**PROBLEM STATEMENT**
Return exactly, please, the lines from the one containing "Transcribe this image's" to the last line of the entries below, and nothing else, leaving pictures out.

--- INFORMATION Enclosed Below ---

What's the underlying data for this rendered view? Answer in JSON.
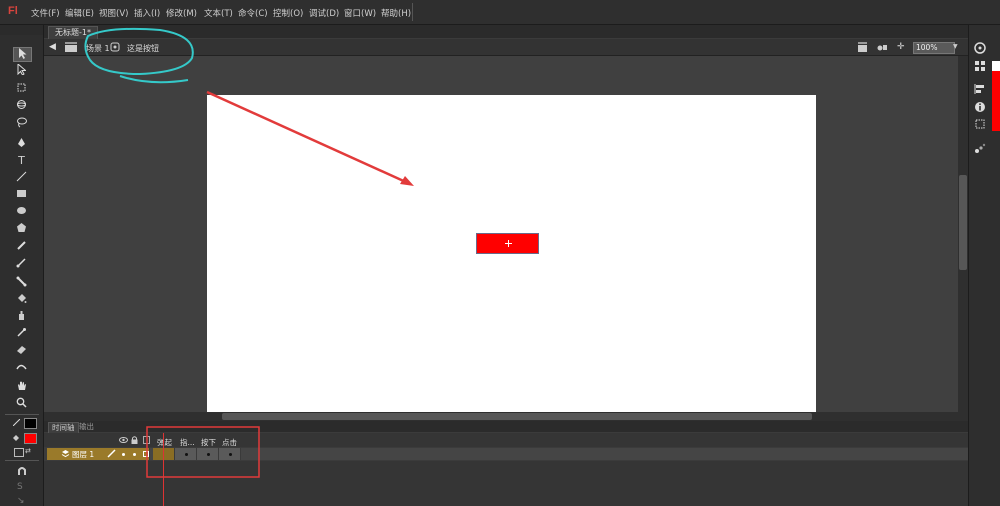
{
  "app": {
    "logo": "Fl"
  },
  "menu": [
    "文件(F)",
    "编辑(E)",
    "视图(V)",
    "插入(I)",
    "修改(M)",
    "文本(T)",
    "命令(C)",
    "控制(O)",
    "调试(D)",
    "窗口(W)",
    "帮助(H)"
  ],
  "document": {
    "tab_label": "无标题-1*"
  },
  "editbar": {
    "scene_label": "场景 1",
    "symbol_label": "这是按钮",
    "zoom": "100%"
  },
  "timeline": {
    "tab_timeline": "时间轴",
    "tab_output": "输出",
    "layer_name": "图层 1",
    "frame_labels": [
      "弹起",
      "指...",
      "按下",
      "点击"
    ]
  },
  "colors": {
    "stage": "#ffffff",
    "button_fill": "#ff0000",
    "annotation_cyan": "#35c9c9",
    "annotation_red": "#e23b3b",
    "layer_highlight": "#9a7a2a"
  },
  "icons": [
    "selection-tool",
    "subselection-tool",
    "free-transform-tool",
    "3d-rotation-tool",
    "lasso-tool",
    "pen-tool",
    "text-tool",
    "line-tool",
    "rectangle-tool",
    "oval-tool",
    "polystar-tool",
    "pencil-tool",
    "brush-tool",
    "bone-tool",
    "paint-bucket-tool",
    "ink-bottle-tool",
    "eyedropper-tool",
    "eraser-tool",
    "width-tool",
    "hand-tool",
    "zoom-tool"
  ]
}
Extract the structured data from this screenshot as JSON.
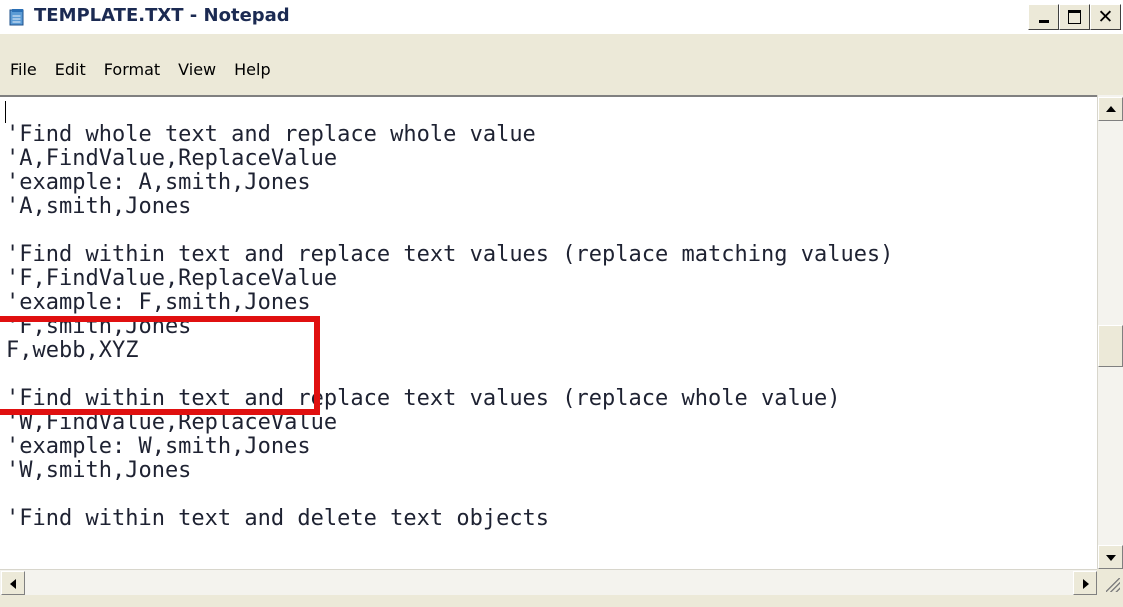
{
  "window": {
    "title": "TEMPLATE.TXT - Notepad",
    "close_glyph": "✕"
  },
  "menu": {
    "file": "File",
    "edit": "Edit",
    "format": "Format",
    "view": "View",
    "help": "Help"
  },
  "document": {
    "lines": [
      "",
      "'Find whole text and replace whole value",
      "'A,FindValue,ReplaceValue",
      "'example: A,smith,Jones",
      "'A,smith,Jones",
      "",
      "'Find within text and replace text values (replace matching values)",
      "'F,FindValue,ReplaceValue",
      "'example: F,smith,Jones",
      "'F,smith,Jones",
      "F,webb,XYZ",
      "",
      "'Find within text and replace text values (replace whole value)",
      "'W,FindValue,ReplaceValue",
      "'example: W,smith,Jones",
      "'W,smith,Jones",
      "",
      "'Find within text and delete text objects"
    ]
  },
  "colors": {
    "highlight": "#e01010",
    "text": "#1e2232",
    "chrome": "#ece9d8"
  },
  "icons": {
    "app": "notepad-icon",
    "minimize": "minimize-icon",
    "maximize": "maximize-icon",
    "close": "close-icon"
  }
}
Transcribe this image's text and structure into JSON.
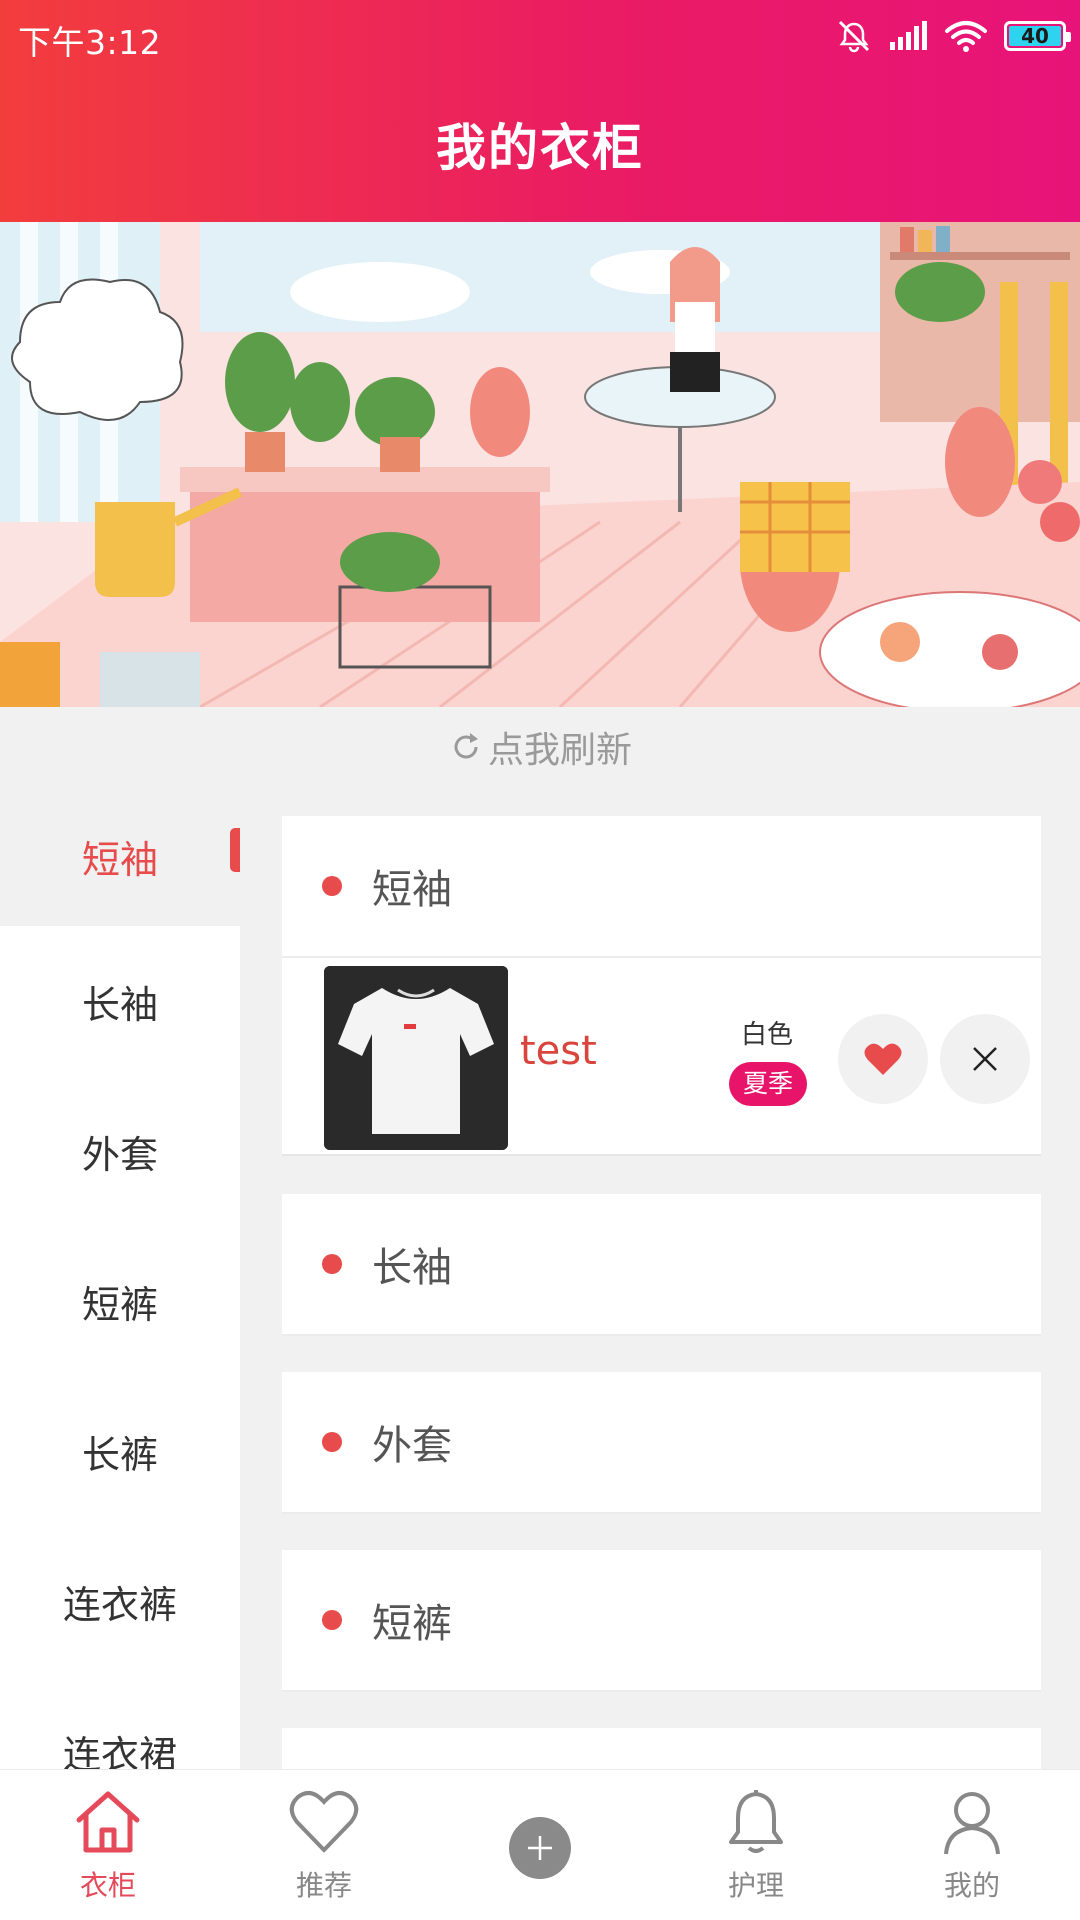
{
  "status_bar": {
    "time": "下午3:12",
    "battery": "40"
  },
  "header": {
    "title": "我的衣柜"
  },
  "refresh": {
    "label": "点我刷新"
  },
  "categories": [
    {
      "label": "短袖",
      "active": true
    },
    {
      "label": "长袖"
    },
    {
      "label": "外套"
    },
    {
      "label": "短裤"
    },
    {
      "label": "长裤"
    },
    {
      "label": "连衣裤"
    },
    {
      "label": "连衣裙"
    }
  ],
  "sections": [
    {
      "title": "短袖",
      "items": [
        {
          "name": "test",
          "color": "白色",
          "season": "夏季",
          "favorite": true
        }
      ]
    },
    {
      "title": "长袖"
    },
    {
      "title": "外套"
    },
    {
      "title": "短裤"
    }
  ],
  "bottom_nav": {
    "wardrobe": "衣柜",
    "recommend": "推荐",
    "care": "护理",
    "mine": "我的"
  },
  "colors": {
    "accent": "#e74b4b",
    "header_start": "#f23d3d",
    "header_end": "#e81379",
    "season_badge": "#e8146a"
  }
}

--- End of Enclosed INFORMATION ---

**ANSWER TO THIS TASK**
Transcribe this image's text and structure into JSON.
{
  "status_bar": {
    "time": "下午3:12",
    "battery": "40"
  },
  "header": {
    "title": "我的衣柜"
  },
  "refresh": {
    "label": "点我刷新"
  },
  "categories": [
    {
      "label": "短袖",
      "active": true
    },
    {
      "label": "长袖"
    },
    {
      "label": "外套"
    },
    {
      "label": "短裤"
    },
    {
      "label": "长裤"
    },
    {
      "label": "连衣裤"
    },
    {
      "label": "连衣裙"
    }
  ],
  "sections": [
    {
      "title": "短袖",
      "items": [
        {
          "name": "test",
          "color": "白色",
          "season": "夏季",
          "favorite": true
        }
      ]
    },
    {
      "title": "长袖"
    },
    {
      "title": "外套"
    },
    {
      "title": "短裤"
    }
  ],
  "bottom_nav": {
    "wardrobe": "衣柜",
    "recommend": "推荐",
    "care": "护理",
    "mine": "我的"
  },
  "colors": {
    "accent": "#e74b4b",
    "header_start": "#f23d3d",
    "header_end": "#e81379",
    "season_badge": "#e8146a"
  }
}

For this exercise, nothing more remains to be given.